Get out there!
Look, we all love the Internet, but it’s not enough. Go to events, meet people – that artist you keep having the same “Let’s Collaborate” back-and-forth with online? Ask them to coffee! If you want to meet more creative directors or corporates, have a think about which meetups they would attend and join them.
It’s easy to feel isolated as a creative – lots of time spent on your own, with your own thoughts. Sometimes you need to shake it up and get inspired afresh. Work on a project with someone else, start a collective, help out on a friend’s project. At the very least, you’ll learn something about your own practices — but it could also be the beginning of a really exciting creative partnership.
All feedback (from the right people), is good feedback
Positive makes you feel good and negative pushes you to improve your work or rethink your targets. Consult the people you trust and who you can trust to be honest. But ultimately, if you want the brutal truth, ask perfect strangers from your target audience. (You may have to do this eventually anyhow, and there’s no time like the present!)
Reflect on your achievements
When you produce a piece of work, be proud of it. That’s the best thing about being an artist – you make all this cool stuff and you throw it into the world and let it do its own thing! Take the time to remember why you do what you do, and don’t be too humble. Let the world know what you’ve made!
Set realistic targets
The whole “Where do you want to be in 5 years’ time” question needn’t fill you with such overwhelming existential dread – be excited about it, and work to get there! Set targets that will inform your decisions on the way to that goal. Don’t go too much in detail, lest you miss out on opportunities along the way. It’s more like putting an X on the map and being flexible on the path to get there.

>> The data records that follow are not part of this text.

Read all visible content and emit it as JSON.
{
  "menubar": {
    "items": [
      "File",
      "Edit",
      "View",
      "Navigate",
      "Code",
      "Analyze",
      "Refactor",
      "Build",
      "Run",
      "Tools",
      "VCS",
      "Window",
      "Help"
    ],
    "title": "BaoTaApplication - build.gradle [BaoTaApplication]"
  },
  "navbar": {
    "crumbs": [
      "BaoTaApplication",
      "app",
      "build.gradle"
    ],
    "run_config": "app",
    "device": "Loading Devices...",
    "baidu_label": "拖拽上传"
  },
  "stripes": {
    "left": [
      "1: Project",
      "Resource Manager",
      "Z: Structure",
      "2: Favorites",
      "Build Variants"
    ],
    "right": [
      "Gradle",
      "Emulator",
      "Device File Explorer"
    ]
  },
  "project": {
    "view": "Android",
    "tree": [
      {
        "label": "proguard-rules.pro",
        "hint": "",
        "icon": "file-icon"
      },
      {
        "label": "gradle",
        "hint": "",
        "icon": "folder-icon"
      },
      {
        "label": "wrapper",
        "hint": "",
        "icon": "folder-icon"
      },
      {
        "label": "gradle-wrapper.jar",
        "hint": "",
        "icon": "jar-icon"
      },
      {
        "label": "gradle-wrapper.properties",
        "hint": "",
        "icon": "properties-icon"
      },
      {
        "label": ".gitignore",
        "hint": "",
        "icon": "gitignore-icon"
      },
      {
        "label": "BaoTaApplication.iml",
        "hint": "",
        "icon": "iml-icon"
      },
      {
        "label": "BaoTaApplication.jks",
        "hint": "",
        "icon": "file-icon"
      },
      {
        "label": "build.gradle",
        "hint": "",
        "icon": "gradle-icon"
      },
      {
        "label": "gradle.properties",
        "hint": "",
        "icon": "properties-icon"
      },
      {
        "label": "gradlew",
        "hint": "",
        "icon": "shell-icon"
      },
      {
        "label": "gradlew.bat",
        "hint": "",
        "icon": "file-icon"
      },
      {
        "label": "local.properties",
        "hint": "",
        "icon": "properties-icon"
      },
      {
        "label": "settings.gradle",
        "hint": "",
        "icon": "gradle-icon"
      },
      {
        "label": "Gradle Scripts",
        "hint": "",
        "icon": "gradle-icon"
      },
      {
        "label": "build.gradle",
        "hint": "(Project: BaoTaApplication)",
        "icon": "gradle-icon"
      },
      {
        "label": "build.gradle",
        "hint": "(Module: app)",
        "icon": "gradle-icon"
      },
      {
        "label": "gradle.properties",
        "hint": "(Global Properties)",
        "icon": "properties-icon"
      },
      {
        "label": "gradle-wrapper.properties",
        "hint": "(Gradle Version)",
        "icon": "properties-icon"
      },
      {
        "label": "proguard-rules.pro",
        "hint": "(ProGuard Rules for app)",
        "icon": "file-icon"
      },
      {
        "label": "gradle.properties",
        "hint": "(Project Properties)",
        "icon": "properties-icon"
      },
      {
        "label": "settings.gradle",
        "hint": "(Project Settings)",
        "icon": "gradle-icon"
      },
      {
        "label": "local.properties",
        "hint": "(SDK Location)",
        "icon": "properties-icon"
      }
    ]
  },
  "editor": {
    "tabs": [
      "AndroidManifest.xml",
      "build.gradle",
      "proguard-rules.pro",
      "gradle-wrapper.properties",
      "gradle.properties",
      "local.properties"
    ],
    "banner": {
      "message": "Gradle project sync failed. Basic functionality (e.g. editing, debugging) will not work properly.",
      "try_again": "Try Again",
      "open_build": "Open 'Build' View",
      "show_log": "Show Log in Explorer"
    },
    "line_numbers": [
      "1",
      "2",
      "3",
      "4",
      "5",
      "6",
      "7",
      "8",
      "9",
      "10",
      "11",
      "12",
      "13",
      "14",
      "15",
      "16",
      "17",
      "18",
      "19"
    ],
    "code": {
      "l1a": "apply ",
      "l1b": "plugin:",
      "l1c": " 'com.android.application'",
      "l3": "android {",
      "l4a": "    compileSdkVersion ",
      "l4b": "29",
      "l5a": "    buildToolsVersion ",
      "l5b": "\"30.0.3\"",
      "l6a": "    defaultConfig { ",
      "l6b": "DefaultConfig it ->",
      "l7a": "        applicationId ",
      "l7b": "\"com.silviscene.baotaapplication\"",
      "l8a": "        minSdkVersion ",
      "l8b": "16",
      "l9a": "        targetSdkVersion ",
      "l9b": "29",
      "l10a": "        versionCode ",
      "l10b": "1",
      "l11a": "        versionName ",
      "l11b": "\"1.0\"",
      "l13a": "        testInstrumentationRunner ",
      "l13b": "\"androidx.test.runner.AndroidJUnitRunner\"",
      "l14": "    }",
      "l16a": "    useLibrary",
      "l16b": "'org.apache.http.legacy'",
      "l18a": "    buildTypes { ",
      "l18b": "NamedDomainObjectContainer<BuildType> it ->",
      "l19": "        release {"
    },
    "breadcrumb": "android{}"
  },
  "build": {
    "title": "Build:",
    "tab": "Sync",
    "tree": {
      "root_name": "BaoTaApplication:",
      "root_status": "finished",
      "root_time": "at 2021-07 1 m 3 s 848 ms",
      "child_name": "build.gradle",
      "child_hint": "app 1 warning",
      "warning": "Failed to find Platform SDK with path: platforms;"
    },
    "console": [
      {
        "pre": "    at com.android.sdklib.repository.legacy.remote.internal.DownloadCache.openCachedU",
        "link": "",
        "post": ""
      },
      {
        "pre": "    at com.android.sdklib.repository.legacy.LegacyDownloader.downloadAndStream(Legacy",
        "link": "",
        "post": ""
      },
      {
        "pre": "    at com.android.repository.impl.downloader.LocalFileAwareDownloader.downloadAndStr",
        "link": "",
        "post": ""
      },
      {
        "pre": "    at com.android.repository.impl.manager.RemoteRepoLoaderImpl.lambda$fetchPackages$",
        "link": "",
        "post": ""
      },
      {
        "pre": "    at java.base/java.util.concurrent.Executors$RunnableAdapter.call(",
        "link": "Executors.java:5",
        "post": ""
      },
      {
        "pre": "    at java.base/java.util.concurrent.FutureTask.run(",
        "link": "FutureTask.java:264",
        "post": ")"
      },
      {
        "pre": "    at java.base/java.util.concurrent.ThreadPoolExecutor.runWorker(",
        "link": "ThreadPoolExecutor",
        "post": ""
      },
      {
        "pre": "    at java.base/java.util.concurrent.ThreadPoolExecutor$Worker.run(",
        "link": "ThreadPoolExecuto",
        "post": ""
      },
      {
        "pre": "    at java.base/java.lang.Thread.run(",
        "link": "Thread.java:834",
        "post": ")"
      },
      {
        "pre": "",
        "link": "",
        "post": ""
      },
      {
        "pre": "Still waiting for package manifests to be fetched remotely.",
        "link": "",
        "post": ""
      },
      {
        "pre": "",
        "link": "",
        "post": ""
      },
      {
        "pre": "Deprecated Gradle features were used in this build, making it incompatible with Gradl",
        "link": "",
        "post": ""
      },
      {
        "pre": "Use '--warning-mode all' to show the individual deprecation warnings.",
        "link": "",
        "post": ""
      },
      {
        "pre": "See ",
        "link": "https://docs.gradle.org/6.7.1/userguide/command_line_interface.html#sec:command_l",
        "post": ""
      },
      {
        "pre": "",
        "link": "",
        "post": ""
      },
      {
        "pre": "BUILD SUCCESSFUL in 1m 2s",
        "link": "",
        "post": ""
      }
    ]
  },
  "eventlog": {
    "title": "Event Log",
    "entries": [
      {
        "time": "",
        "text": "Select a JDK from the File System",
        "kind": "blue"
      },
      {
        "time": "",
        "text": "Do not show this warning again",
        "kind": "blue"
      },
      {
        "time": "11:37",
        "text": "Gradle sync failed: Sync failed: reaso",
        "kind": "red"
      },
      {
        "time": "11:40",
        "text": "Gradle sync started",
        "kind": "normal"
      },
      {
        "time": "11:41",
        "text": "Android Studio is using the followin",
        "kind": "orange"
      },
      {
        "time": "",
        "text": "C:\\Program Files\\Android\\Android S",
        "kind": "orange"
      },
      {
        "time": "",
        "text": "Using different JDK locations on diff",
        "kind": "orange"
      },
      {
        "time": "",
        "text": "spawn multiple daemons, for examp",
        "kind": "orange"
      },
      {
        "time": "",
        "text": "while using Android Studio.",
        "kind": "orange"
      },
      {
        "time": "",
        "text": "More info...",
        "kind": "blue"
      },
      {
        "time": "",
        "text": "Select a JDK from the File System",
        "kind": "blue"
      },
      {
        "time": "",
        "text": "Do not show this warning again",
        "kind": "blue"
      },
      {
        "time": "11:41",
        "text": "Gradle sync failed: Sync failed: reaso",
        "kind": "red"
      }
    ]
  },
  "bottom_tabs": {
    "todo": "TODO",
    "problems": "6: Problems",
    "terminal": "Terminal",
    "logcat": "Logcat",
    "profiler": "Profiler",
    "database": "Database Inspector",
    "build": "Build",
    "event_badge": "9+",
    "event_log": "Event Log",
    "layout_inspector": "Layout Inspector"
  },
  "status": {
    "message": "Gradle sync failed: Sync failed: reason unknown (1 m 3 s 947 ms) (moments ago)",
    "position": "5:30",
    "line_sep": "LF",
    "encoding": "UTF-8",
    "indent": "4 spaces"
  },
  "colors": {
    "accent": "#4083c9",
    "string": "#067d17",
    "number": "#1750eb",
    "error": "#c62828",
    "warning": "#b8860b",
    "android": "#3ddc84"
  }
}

Time is your most valuable asset: the more efficient you are with it, the more you’ll have to achieve your goals. Think about what do you need most, when do you need it by, how you are going to get it done, and what your biggest challenges will be. Then give yourself deadlines (be realistic, stick to them and be sure to follow Step 3!).
Track contacts, and conversations
No one likes administrative work (well, some do, but for the purposes of this article let’s ignore them), but it’s a necessary evil. If you’re going to get out and meet people, you need a way to store their details, where you met them, what they liked (if it was a piece of work, what you had in common, your shoes) and make sure to email them all once in a while. It’s all about building your network.
Don't forget to take a break
Lin-Manuel Miranda wrote Hamilton—the Pulitzer-prize multiple-Tony-award winning genre-hopping smash-hit musical—while on holiday from his previous show. Translation: rest is good and you will do better work as a result. Don’t work yourself into the ground. Turn your alarm off. Start a new book. Try that recipe for peanut butter cookies you’ve had pinned to your fridge for months and watch this amazing video about creative process by John Cleese.
About the author
Guy Armitage founded Zealous to simplify access to opportunities in the creative sector. He was voted Guardian’s Creative Entrepreneur of the Year in 2013, has discussed the world-changing potential of creativity at TED and in Forbes; and is a proud trustee of Firstsite (Colchester) and Arebyte (London). Prior to Zealous, Guy kept the London Stock Exchange open during the 7/7 bombings and founded a creative startup in Cairo. Contact Guy